I’m reminded here of a poem called “Sampling from a Dialogue” by the Canadian poet Don Coles. A poem about an argument between a husband and wife, its form starts off as a traditional sonnet, but slowly unravels as the poem (and argument) proceeds. On the (lucky) thirteenth line, the wife interjects “Well / maybe there is just such a thing as / having enough of somebody”, and the poem’s form falters. The poem ends up being twenty lines (not the sonnet’s traditional fourteen), and both the form and the relationship are left in ruins.*

In both Coles' and Ofosu’s poems, then, a traditional form is played with in order to heighten the felt effect of the poem, with the form itself enacting the content of the poem. It’s a risky thing to do – perhaps the reader will never notice the formal play, or will come to negative conclusions about the abandonment of the form (assuming, incorrectly, that there is only one “right” way to compose a formal poem) – but the payoff can be great.

I was originally one of those readers who missed the payoff when it came to "18 Miles to Yeero". I’m very glad, though, that I gave it a second chance. I still see imperfections in the poem, to be sure, but these are easily overshadowed by its rich language, form, and content. Poems like "18 Miles" humble me as an editor – there isn’t enough time on earth to carefully give multiple readings to every poem submitted to OGOV, but when I rediscover a poem like "18 Miles", I wish there was. I fear what I might have missed publishing over the years. But at the very least I can be happy that this poem made it out there.

I encourage our long-time readers to go back through our archives and find some poems that you may have overlooked, and encourage our new readers to discover those same poems for the first time.

* I owe a debt here to Zachariah Wells, whose anthology Jailbreaks: 99 Canadian Sonnets (Biblioasis, 2008) introduced me to both the poem itself and to the sonnet hidden away within its twenty lines.

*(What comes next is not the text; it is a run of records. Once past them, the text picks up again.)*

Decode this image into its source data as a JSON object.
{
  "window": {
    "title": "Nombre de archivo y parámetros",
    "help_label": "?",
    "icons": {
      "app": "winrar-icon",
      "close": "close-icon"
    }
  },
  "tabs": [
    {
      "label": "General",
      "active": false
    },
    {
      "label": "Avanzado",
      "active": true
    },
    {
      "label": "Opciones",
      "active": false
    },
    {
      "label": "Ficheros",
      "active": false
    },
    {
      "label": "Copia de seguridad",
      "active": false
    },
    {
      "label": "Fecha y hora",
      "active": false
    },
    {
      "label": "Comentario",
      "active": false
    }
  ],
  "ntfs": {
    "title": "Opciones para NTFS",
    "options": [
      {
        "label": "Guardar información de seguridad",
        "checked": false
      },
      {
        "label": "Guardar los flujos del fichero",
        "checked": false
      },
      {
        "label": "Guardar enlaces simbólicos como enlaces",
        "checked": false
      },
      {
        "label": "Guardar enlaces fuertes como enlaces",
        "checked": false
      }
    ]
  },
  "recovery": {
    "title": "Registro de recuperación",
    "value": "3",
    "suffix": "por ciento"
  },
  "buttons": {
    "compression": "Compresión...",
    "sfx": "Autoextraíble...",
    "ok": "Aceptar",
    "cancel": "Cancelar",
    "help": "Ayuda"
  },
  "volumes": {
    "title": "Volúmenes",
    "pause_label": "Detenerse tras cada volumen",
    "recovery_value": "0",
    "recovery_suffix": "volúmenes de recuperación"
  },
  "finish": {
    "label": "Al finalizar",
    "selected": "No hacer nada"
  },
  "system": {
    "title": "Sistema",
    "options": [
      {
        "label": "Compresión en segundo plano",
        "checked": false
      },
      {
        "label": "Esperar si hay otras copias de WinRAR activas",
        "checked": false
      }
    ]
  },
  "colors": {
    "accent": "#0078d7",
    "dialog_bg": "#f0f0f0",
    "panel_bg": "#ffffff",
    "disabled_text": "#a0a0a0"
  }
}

Rob Taylor is a Co-Founder and Editor at OGOV. You can read more of his writing here.


Nana Agyemang Ofosu said...

Great piece of work and i enjoyed it. It really tackles the poem from my perspective and it reveals my intentions as to the structure and the style. No wonder Rob is my favorite editor

adjei agyei-baah said...

This poem has been one of my all time favorite by my fellow poet. I quite remember i personally called him to congratulate him for sharing his first time experience at the Northern part of Ghana with those of us who had never been there before.

His use of imagery in this piece is superb as it leaves a mental picture that calls for awareness and immediacy and further chastises the politicians for not doing much for the distant folks.

It therefore come to me as no surprise when Roy thought it wise to revisit this poem for a critical appreciation for us enjoy one more time.

Once again,Kudos my creative friend and let's together keep the poetry banner dancing.